Dataset rows for apps and sites
· · · · · · ·
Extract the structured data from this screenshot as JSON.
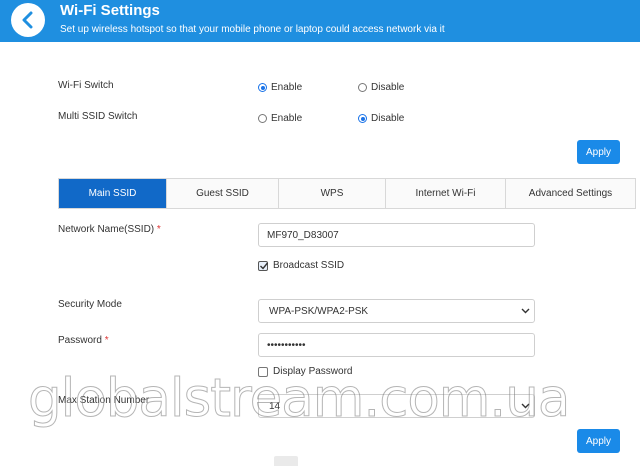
{
  "header": {
    "title": "Wi-Fi Settings",
    "subtitle": "Set up wireless hotspot so that your mobile phone or laptop could access network via it",
    "color": "#1f8fe0"
  },
  "wifi_switch": {
    "label": "Wi-Fi Switch",
    "options": [
      "Enable",
      "Disable"
    ],
    "selected": "Enable"
  },
  "multi_ssid_switch": {
    "label": "Multi SSID Switch",
    "options": [
      "Enable",
      "Disable"
    ],
    "selected": "Disable"
  },
  "apply_label": "Apply",
  "tabs": [
    {
      "label": "Main SSID",
      "active": true
    },
    {
      "label": "Guest SSID",
      "active": false
    },
    {
      "label": "WPS",
      "active": false
    },
    {
      "label": "Internet Wi-Fi",
      "active": false
    },
    {
      "label": "Advanced Settings",
      "active": false
    }
  ],
  "form": {
    "ssid_label": "Network Name(SSID)",
    "ssid_value": "MF970_D83007",
    "broadcast_label": "Broadcast SSID",
    "broadcast_checked": true,
    "security_label": "Security Mode",
    "security_value": "WPA-PSK/WPA2-PSK",
    "password_label": "Password",
    "password_value": "•••••••••••",
    "display_password_label": "Display Password",
    "display_password_checked": false,
    "max_station_label": "Max Station Number",
    "max_station_value": "14",
    "required_mark": "*"
  },
  "watermark": "globalstream.com.ua",
  "accent_color": "#1a8ae8",
  "active_tab_color": "#1169c8"
}
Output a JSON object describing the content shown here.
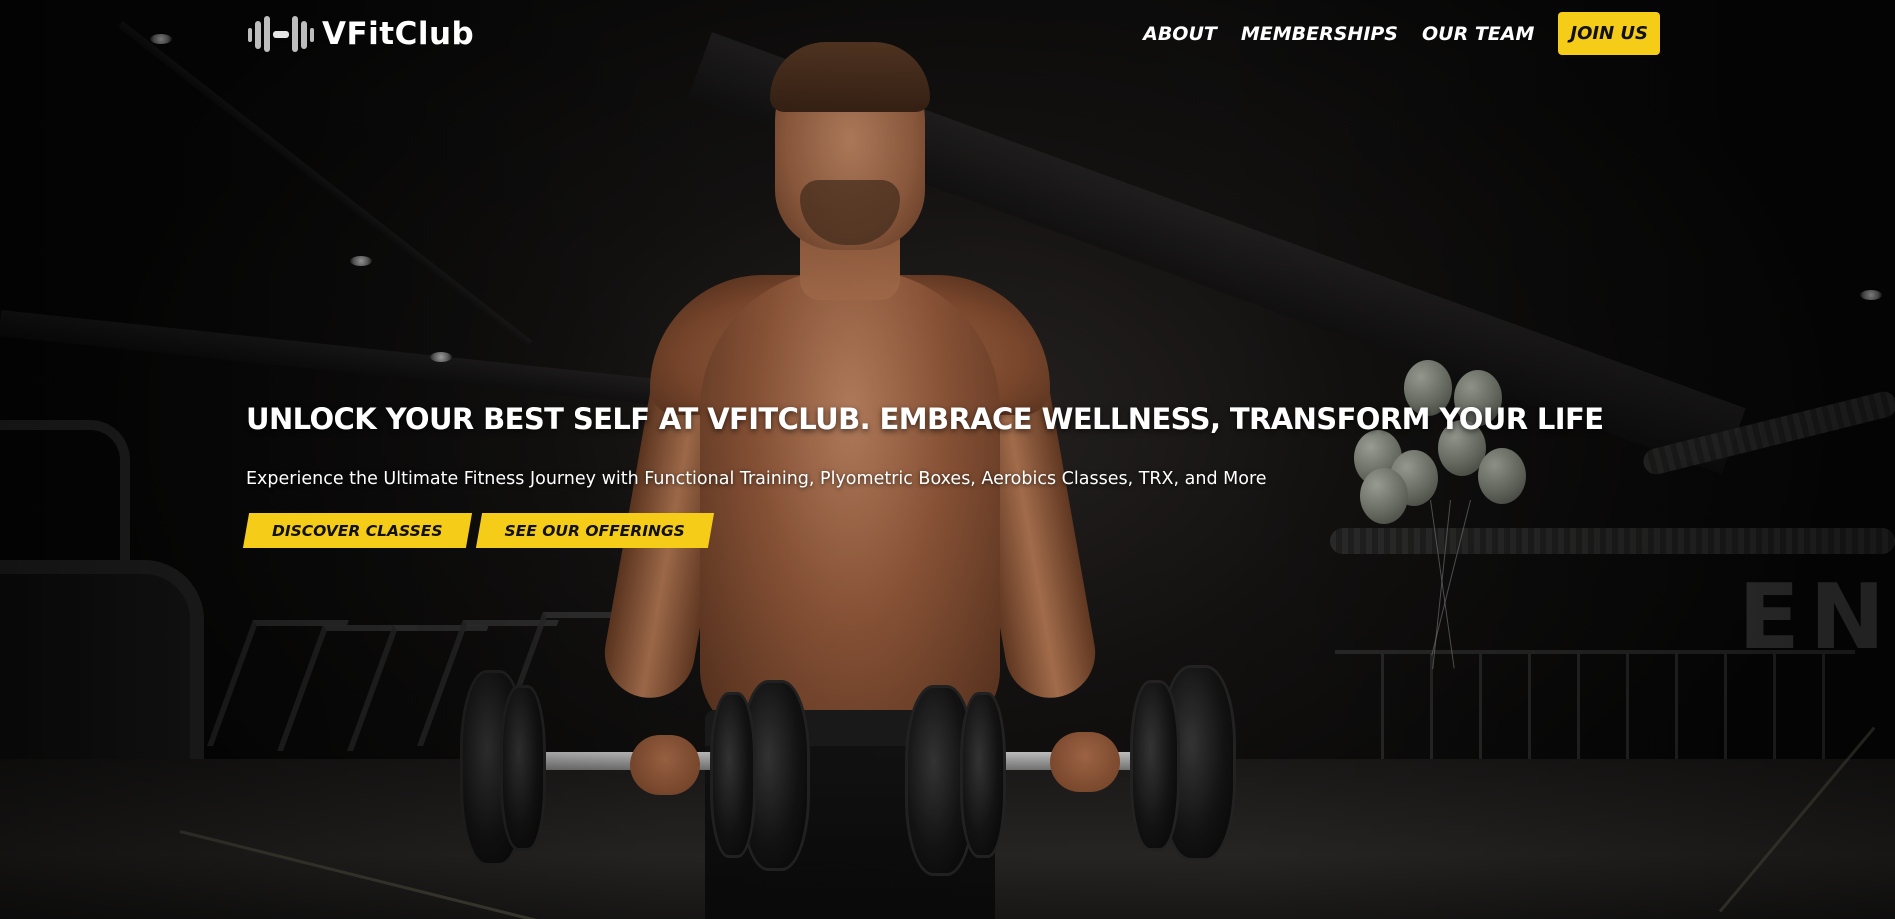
{
  "brand": {
    "logo_text": "VFitClub",
    "logo_icon": "dumbbell-icon",
    "accent_color": "#f5cc17"
  },
  "nav": {
    "links": [
      {
        "label": "ABOUT"
      },
      {
        "label": "MEMBERSHIPS"
      },
      {
        "label": "OUR TEAM"
      }
    ],
    "cta_label": "JOIN US"
  },
  "hero": {
    "title": "UNLOCK YOUR BEST SELF AT VFITCLUB. EMBRACE WELLNESS, TRANSFORM YOUR LIFE",
    "subtitle": "Experience the Ultimate Fitness Journey with Functional Training, Plyometric Boxes, Aerobics Classes, TRX, and More",
    "buttons": [
      {
        "label": "DISCOVER CLASSES"
      },
      {
        "label": "SEE OUR OFFERINGS"
      }
    ]
  }
}
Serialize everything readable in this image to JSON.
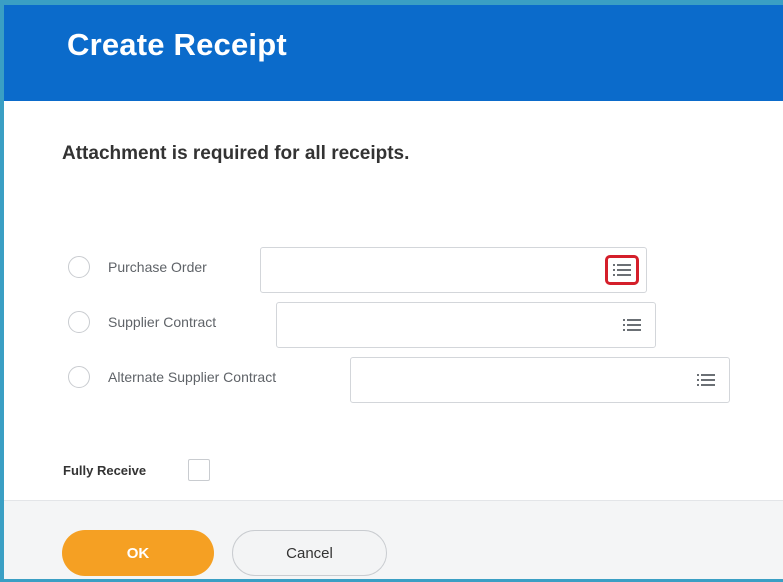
{
  "dialog": {
    "title": "Create Receipt",
    "message": "Attachment is required for all receipts."
  },
  "options": [
    {
      "label": "Purchase Order",
      "value": "",
      "selected": false
    },
    {
      "label": "Supplier Contract",
      "value": "",
      "selected": false
    },
    {
      "label": "Alternate Supplier Contract",
      "value": "",
      "selected": false
    }
  ],
  "fully_receive": {
    "label": "Fully Receive",
    "checked": false
  },
  "buttons": {
    "ok": "OK",
    "cancel": "Cancel"
  },
  "icons": {
    "prompt": "list-prompt-icon"
  },
  "colors": {
    "header": "#0b6bcb",
    "ok_button": "#f5a023",
    "highlight": "#d41f2a"
  }
}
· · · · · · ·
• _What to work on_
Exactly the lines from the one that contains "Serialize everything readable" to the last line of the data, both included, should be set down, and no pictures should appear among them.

• _Solution to the exercise_
Serialize everything readable in this image to JSON.
{
  "dialog": {
    "title": "Create Receipt",
    "message": "Attachment is required for all receipts."
  },
  "options": [
    {
      "label": "Purchase Order",
      "value": "",
      "selected": false
    },
    {
      "label": "Supplier Contract",
      "value": "",
      "selected": false
    },
    {
      "label": "Alternate Supplier Contract",
      "value": "",
      "selected": false
    }
  ],
  "fully_receive": {
    "label": "Fully Receive",
    "checked": false
  },
  "buttons": {
    "ok": "OK",
    "cancel": "Cancel"
  },
  "icons": {
    "prompt": "list-prompt-icon"
  },
  "colors": {
    "header": "#0b6bcb",
    "ok_button": "#f5a023",
    "highlight": "#d41f2a"
  }
}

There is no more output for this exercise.